As tensions with Russia reach a boiling point, lobbyists from Ukraine are working feverishly to shape the U.S. response. Firms working for Ukrainian interests have inundated congressional offices, think tanks, and journalists with more than 10,000 messages and meetings in 2021, according to an analysis of Foreign Agents Registration Act, or FARA, filings for a forthcoming report from the Quincy Institute. To put this extraordinary campaign into perspective, the Saudi lobby — known for being one of the largest foreign lobbies in D.C. — reported 2,834 contacts, barely a quarter of what Ukraine’s agents have done.
Russia has positioned more than 100,000 troops on Ukraine’s border and, just yesterday, it began conducting military drills with Belarus on Ukraine’s border in what some fear could be the lead-up to an invasion. As the number of Russian troops on Ukraine’s border has grown, so too have the efforts of Ukraine’s agents in the U.S. to secure U.S. and NATO military support.
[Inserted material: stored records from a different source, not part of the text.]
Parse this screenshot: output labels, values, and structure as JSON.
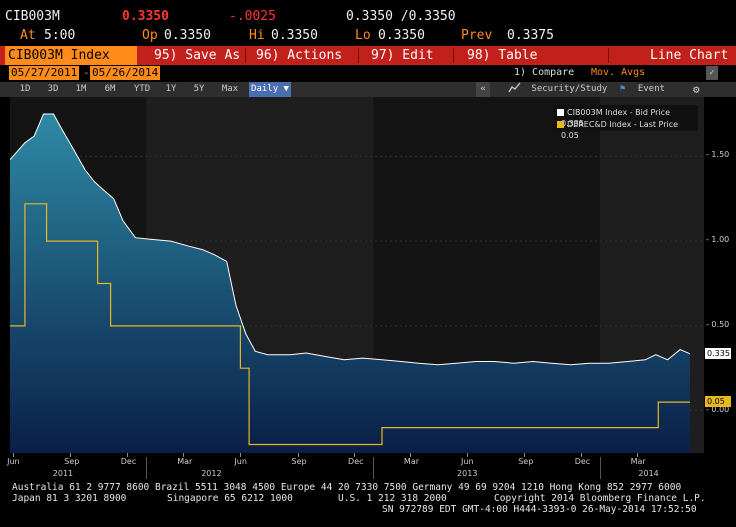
{
  "header": {
    "ticker": "CIB003M",
    "last_price": "0.3350",
    "change": "-.0025",
    "bid_ask": "0.3350 /0.3350",
    "time_label": "At",
    "time": "5:00",
    "open_label": "Op",
    "open": "0.3350",
    "high_label": "Hi",
    "high": "0.3350",
    "low_label": "Lo",
    "low": "0.3350",
    "prev_label": "Prev",
    "prev": "0.3375"
  },
  "menu": {
    "security": "CIB003M Index",
    "save": "95) Save As",
    "actions": "96) Actions",
    "edit": "97) Edit",
    "table": "98) Table",
    "view": "Line Chart"
  },
  "dates": {
    "start": "05/27/2011",
    "sep": "-",
    "end": "05/26/2014",
    "compare": "1) Compare",
    "mov_avgs": "Mov. Avgs"
  },
  "periods": [
    "1D",
    "3D",
    "1M",
    "6M",
    "YTD",
    "1Y",
    "5Y",
    "Max"
  ],
  "frequency": "Daily ▼",
  "toolbar": {
    "collapse": "«",
    "security_study": "Security/Study",
    "event": "Event"
  },
  "legend": [
    {
      "label": "CIB003M Index - Bid Price",
      "value": "0.335",
      "color": "#ffffff"
    },
    {
      "label": "DEREC&D Index - Last Price",
      "value": "0.05",
      "color": "#e8b820"
    }
  ],
  "chart_data": {
    "type": "area",
    "ylim": [
      -0.25,
      1.85
    ],
    "yticks": [
      "1.50",
      "1.00",
      "0.50",
      "0.00"
    ],
    "x_month_labels": [
      "Jun",
      "Sep",
      "Dec",
      "Mar",
      "Jun",
      "Sep",
      "Dec",
      "Mar",
      "Jun",
      "Sep",
      "Dec",
      "Mar"
    ],
    "x_year_labels": [
      "2011",
      "2012",
      "2013",
      "2014"
    ],
    "series": [
      {
        "name": "CIB003M Index - Bid Price",
        "color": "#ffffff",
        "fill_top": "#2e8aa5",
        "fill_bottom": "#0a1f48",
        "last_value": "0.335",
        "x": [
          "2011-05-27",
          "2011-06-20",
          "2011-07-05",
          "2011-07-20",
          "2011-08-05",
          "2011-08-20",
          "2011-09-05",
          "2011-09-25",
          "2011-10-10",
          "2011-10-25",
          "2011-11-10",
          "2011-11-25",
          "2011-12-15",
          "2012-01-10",
          "2012-02-10",
          "2012-03-10",
          "2012-04-01",
          "2012-04-20",
          "2012-05-10",
          "2012-05-25",
          "2012-06-10",
          "2012-06-25",
          "2012-07-15",
          "2012-08-01",
          "2012-08-20",
          "2012-09-15",
          "2012-10-15",
          "2012-11-15",
          "2012-12-15",
          "2013-01-15",
          "2013-02-15",
          "2013-03-15",
          "2013-04-15",
          "2013-05-15",
          "2013-06-15",
          "2013-07-15",
          "2013-08-15",
          "2013-09-15",
          "2013-10-15",
          "2013-11-15",
          "2013-12-15",
          "2014-01-15",
          "2014-02-15",
          "2014-03-15",
          "2014-04-01",
          "2014-04-20",
          "2014-05-10",
          "2014-05-26"
        ],
        "y": [
          1.48,
          1.58,
          1.62,
          1.75,
          1.75,
          1.65,
          1.55,
          1.42,
          1.35,
          1.3,
          1.25,
          1.12,
          1.02,
          1.01,
          1.0,
          0.97,
          0.95,
          0.92,
          0.88,
          0.62,
          0.45,
          0.35,
          0.33,
          0.33,
          0.33,
          0.34,
          0.32,
          0.3,
          0.31,
          0.3,
          0.29,
          0.28,
          0.27,
          0.28,
          0.29,
          0.29,
          0.28,
          0.29,
          0.28,
          0.27,
          0.28,
          0.28,
          0.29,
          0.3,
          0.33,
          0.3,
          0.36,
          0.335
        ]
      },
      {
        "name": "DEREC&D Index - Last Price",
        "color": "#e8b820",
        "last_value": "0.05",
        "step": true,
        "x": [
          "2011-05-27",
          "2011-06-20",
          "2011-07-10",
          "2011-07-25",
          "2011-10-15",
          "2011-11-05",
          "2012-06-01",
          "2012-06-15",
          "2013-01-15",
          "2014-04-05",
          "2014-05-26"
        ],
        "y": [
          0.5,
          1.22,
          1.22,
          1.0,
          0.75,
          0.5,
          0.25,
          -0.2,
          -0.1,
          0.05,
          0.05
        ]
      }
    ]
  },
  "footer": {
    "line1": "Australia 61 2 9777 8600 Brazil 5511 3048 4500 Europe 44 20 7330 7500 Germany 49 69 9204 1210 Hong Kong 852 2977 6000",
    "line2a": "Japan 81 3 3201 8900",
    "line2b": "Singapore 65 6212 1000",
    "line2c": "U.S. 1 212 318 2000",
    "line2d": "Copyright 2014 Bloomberg Finance L.P.",
    "line3": "SN 972789 EDT  GMT-4:00 H444-3393-0 26-May-2014 17:52:50"
  }
}
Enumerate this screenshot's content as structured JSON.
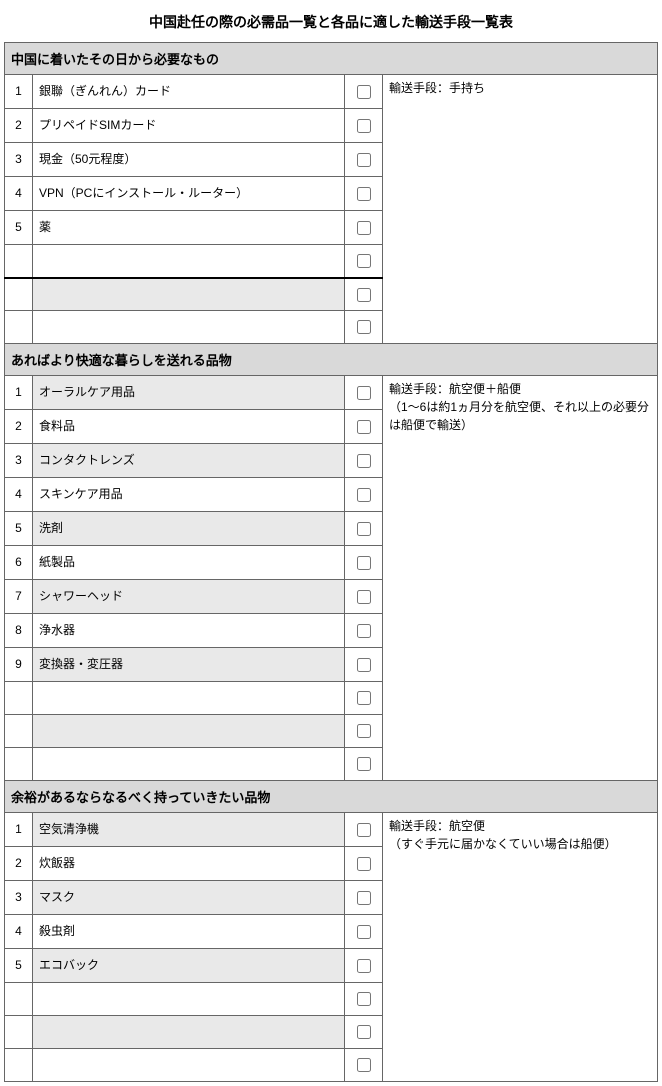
{
  "title": "中国赴任の際の必需品一覧と各品に適した輸送手段一覧表",
  "sections": [
    {
      "header": "中国に着いたその日から必要なもの",
      "note": "輸送手段：手持ち",
      "rows": [
        {
          "num": "1",
          "item": "銀聯（ぎんれん）カード",
          "alt": false
        },
        {
          "num": "2",
          "item": "プリペイドSIMカード",
          "alt": false
        },
        {
          "num": "3",
          "item": "現金（50元程度）",
          "alt": false
        },
        {
          "num": "4",
          "item": "VPN（PCにインストール・ルーター）",
          "alt": false
        },
        {
          "num": "5",
          "item": "薬",
          "alt": false
        },
        {
          "num": "",
          "item": "",
          "alt": false,
          "thick": true
        },
        {
          "num": "",
          "item": "",
          "alt": true
        },
        {
          "num": "",
          "item": "",
          "alt": false
        }
      ]
    },
    {
      "header": "あればより快適な暮らしを送れる品物",
      "note": "輸送手段：航空便＋船便\n（1～6は約1ヵ月分を航空便、それ以上の必要分は船便で輸送）",
      "rows": [
        {
          "num": "1",
          "item": "オーラルケア用品",
          "alt": true
        },
        {
          "num": "2",
          "item": "食料品",
          "alt": false
        },
        {
          "num": "3",
          "item": "コンタクトレンズ",
          "alt": true
        },
        {
          "num": "4",
          "item": "スキンケア用品",
          "alt": false
        },
        {
          "num": "5",
          "item": "洗剤",
          "alt": true
        },
        {
          "num": "6",
          "item": "紙製品",
          "alt": false
        },
        {
          "num": "7",
          "item": "シャワーヘッド",
          "alt": true
        },
        {
          "num": "8",
          "item": "浄水器",
          "alt": false
        },
        {
          "num": "9",
          "item": "変換器・変圧器",
          "alt": true
        },
        {
          "num": "",
          "item": "",
          "alt": false
        },
        {
          "num": "",
          "item": "",
          "alt": true
        },
        {
          "num": "",
          "item": "",
          "alt": false
        }
      ]
    },
    {
      "header": "余裕があるならなるべく持っていきたい品物",
      "note": "輸送手段：航空便\n（すぐ手元に届かなくていい場合は船便）",
      "rows": [
        {
          "num": "1",
          "item": "空気清浄機",
          "alt": true
        },
        {
          "num": "2",
          "item": "炊飯器",
          "alt": false
        },
        {
          "num": "3",
          "item": "マスク",
          "alt": true
        },
        {
          "num": "4",
          "item": "殺虫剤",
          "alt": false
        },
        {
          "num": "5",
          "item": "エコバック",
          "alt": true
        },
        {
          "num": "",
          "item": "",
          "alt": false
        },
        {
          "num": "",
          "item": "",
          "alt": true
        },
        {
          "num": "",
          "item": "",
          "alt": false
        }
      ]
    }
  ]
}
More specifically, the far-reaching campaign has been focused on stopping the Nord Stream 2 pipeline, which Ukrainian officials argue is as much of a threat to their security as Russian troops. If completed, the pipeline would allow Russia to export natural gas directly to Germany and the rest of Europe, jeopardizing the billions Ukraine currently earns from transiting Russian gas to Europe.
Congress has been the primary target of Ukraine’s agents, with over 300 House and Senate staff and members of Congress on the receiving end of more than 8,000 emails, phone calls, and meetings with Ukraine’s lobbyists. Agents representing the Ukrainian Federation of Employers of the Oil and Gas Industry, or UFEOGI, the largest association of energy companies in Ukraine, have flooded Capitol Hill with headlines like “Ukrainians call on U.S. Senate to sanction Putin’s pipeline weapon,” and others claiming “Moscow regards concessions as a sign of weakness.”
Read the full article in The Intercept.